EXERCISE DESCRIPTION: Show all lines from the records below in which the string "value" is present.

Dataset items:
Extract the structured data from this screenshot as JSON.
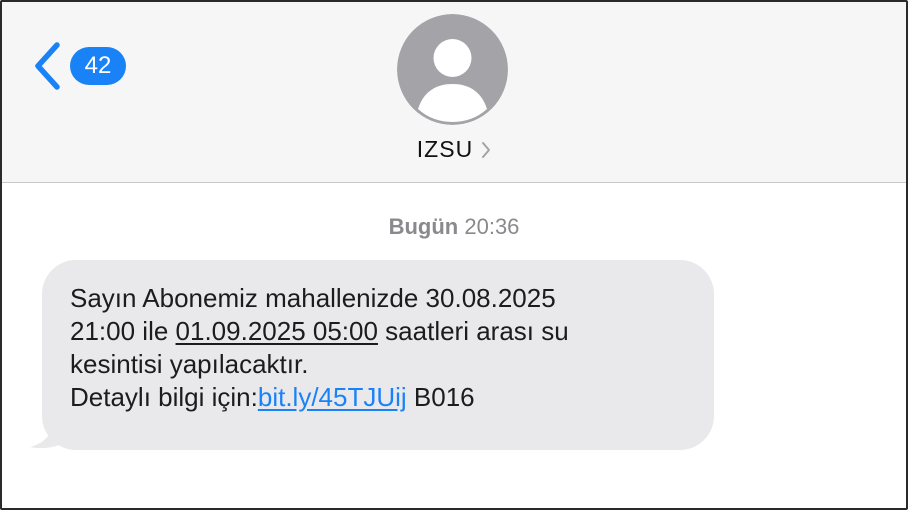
{
  "header": {
    "back_icon": "chevron-left-icon",
    "unread_count": "42",
    "contact": {
      "name": "IZSU",
      "avatar_icon": "person-silhouette-icon",
      "chevron_icon": "chevron-right-icon"
    }
  },
  "thread": {
    "timestamp": {
      "day": "Bugün",
      "time": "20:36"
    },
    "messages": [
      {
        "line1": "Sayın Abonemiz mahallenizde  30.08.2025",
        "line2_start": "21:00 ile ",
        "line2_underlined": "01.09.2025 05:00",
        "line2_end": " saatleri arası su",
        "line3": "kesintisi yapılacaktır.",
        "line4_start": "Detaylı bilgi için:",
        "link_text": "bit.ly/45TJUij",
        "line4_end": " B016"
      }
    ]
  },
  "colors": {
    "accent": "#1a82f7",
    "bubble_incoming": "#e9e9eb",
    "header_bg": "#f6f6f6",
    "secondary_text": "#8a8a8e",
    "avatar_bg": "#a3a3a8"
  }
}
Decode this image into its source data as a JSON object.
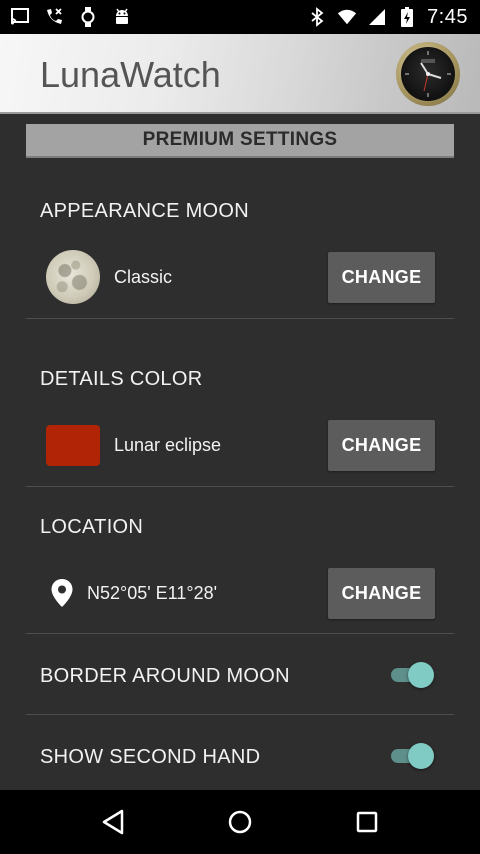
{
  "status_bar": {
    "left_icons": [
      "cast-icon",
      "phone-missed-icon",
      "watch-icon",
      "android-icon"
    ],
    "right_icons": [
      "bluetooth-icon",
      "wifi-icon",
      "signal-icon",
      "battery-icon"
    ],
    "time": "7:45"
  },
  "app": {
    "title": "LunaWatch"
  },
  "premium_banner": "PREMIUM SETTINGS",
  "sections": {
    "appearance": {
      "title": "APPEARANCE MOON",
      "value": "Classic",
      "button": "CHANGE"
    },
    "details_color": {
      "title": "DETAILS COLOR",
      "value": "Lunar eclipse",
      "color": "#b12405",
      "button": "CHANGE"
    },
    "location": {
      "title": "LOCATION",
      "value": "N52°05' E11°28'",
      "button": "CHANGE"
    },
    "border_around_moon": {
      "title": "BORDER AROUND MOON",
      "enabled": true
    },
    "show_second_hand": {
      "title": "SHOW SECOND HAND",
      "enabled": true
    }
  },
  "colors": {
    "background": "#2e2e2e",
    "button": "#5c5c5c",
    "toggle_accent": "#80cbc4",
    "banner": "#a3a3a3"
  },
  "nav_bar": [
    "back-icon",
    "home-icon",
    "recents-icon"
  ]
}
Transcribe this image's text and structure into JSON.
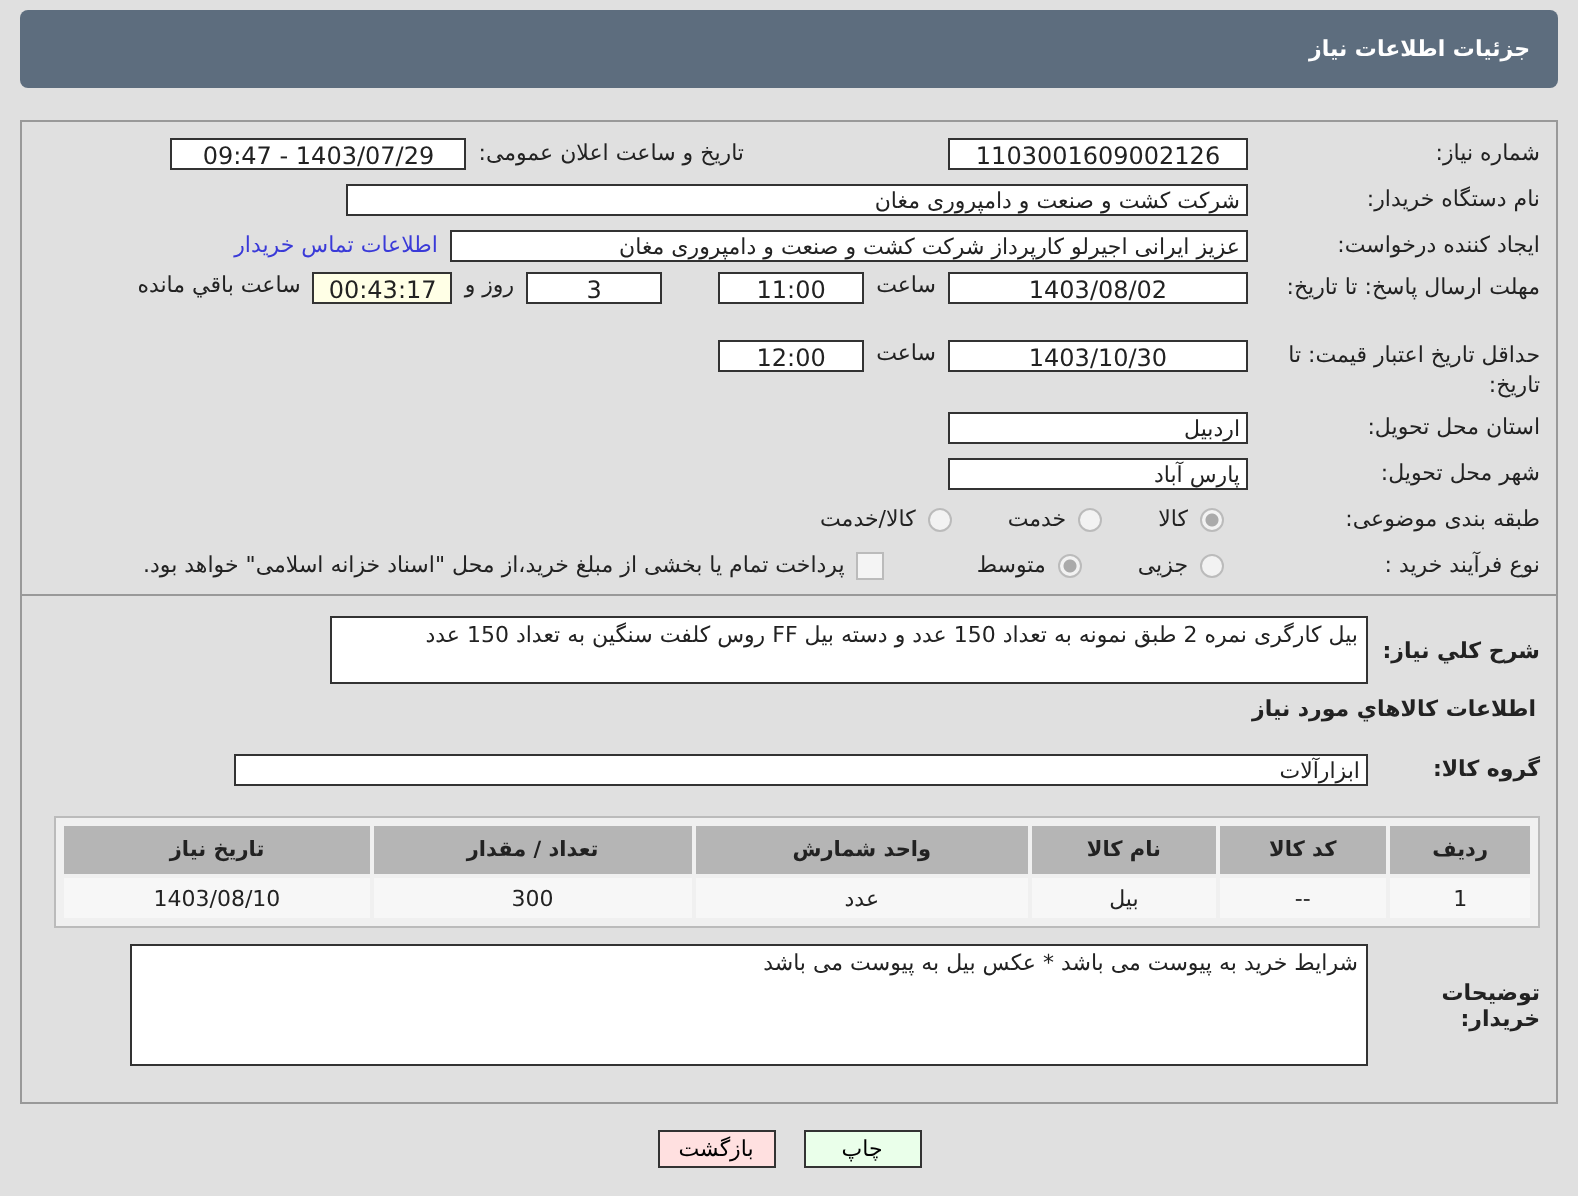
{
  "header": {
    "title": "جزئیات اطلاعات نیاز"
  },
  "need_number": {
    "label": "شماره نیاز:",
    "value": "1103001609002126"
  },
  "announce": {
    "label": "تاریخ و ساعت اعلان عمومی:",
    "value": "1403/07/29 - 09:47"
  },
  "buyer_org": {
    "label": "نام دستگاه خریدار:",
    "value": "شرکت کشت و صنعت و دامپروری مغان"
  },
  "requester": {
    "label": "ایجاد کننده درخواست:",
    "value": "عزیز ایرانی اجیرلو کارپرداز شرکت کشت و صنعت و دامپروری مغان",
    "link": "اطلاعات تماس خریدار"
  },
  "deadline": {
    "label": "مهلت ارسال پاسخ: تا تاریخ:",
    "date": "1403/08/02",
    "time_label": "ساعت",
    "time": "11:00",
    "days": "3",
    "days_label": "روز و",
    "remaining": "00:43:17",
    "remaining_label": "ساعت باقي مانده"
  },
  "validity": {
    "label": "حداقل تاریخ اعتبار قیمت: تا تاریخ:",
    "date": "1403/10/30",
    "time_label": "ساعت",
    "time": "12:00"
  },
  "province": {
    "label": "استان محل تحویل:",
    "value": "اردبیل"
  },
  "city": {
    "label": "شهر محل تحویل:",
    "value": "پارس آباد"
  },
  "category": {
    "label": "طبقه بندی موضوعی:",
    "options": [
      {
        "label": "کالا",
        "selected": true
      },
      {
        "label": "خدمت",
        "selected": false
      },
      {
        "label": "کالا/خدمت",
        "selected": false
      }
    ]
  },
  "purchase_type": {
    "label": "نوع فرآیند خرید :",
    "options": [
      {
        "label": "جزیی",
        "selected": false
      },
      {
        "label": "متوسط",
        "selected": true
      }
    ],
    "treasury": {
      "label": "پرداخت تمام یا بخشی از مبلغ خرید،از محل \"اسناد خزانه اسلامی\" خواهد بود.",
      "checked": false
    }
  },
  "description": {
    "label": "شرح کلي نياز:",
    "value": "بیل کارگری نمره 2 طبق نمونه به تعداد 150 عدد و دسته بیل FF روس کلفت سنگین به تعداد 150 عدد"
  },
  "goods_heading": "اطلاعات کالاهاي مورد نياز",
  "goods_group": {
    "label": "گروه کالا:",
    "value": "ابزارآلات"
  },
  "table": {
    "columns": [
      "ردیف",
      "کد کالا",
      "نام کالا",
      "واحد شمارش",
      "تعداد / مقدار",
      "تاریخ نیاز"
    ],
    "rows": [
      [
        "1",
        "--",
        "بیل",
        "عدد",
        "300",
        "1403/08/10"
      ]
    ]
  },
  "buyer_notes": {
    "label": "توضیحات خریدار:",
    "value": "شرایط خرید به پیوست می باشد * عکس بیل به پیوست می باشد"
  },
  "buttons": [
    {
      "label": "چاپ",
      "kind": "print"
    },
    {
      "label": "بازگشت",
      "kind": "back"
    }
  ]
}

ANSWER SPACE:
      "value": "Classic",
      "value": "Lunar eclipse",
      "value": "N52°05' E11°28'",
    "value": "1103001609002126"
    "value": "1403/07/29 - 09:47"
    "value": "شرکت کشت و صنعت و دامپروری مغان"
    "value": "عزیز ایرانی اجیرلو کارپرداز شرکت کشت و صنعت و دامپروری مغان",
    "value": "اردبیل"
    "value": "پارس آباد"
    "value": "بیل کارگری نمره 2 طبق نمونه به تعداد 150 عدد و دسته بیل FF روس کلفت سنگین به تعداد 150 عدد"
    "value": "ابزارآلات"
    "value": "شرایط خرید به پیوست می باشد * عکس بیل به پیوست می باشد"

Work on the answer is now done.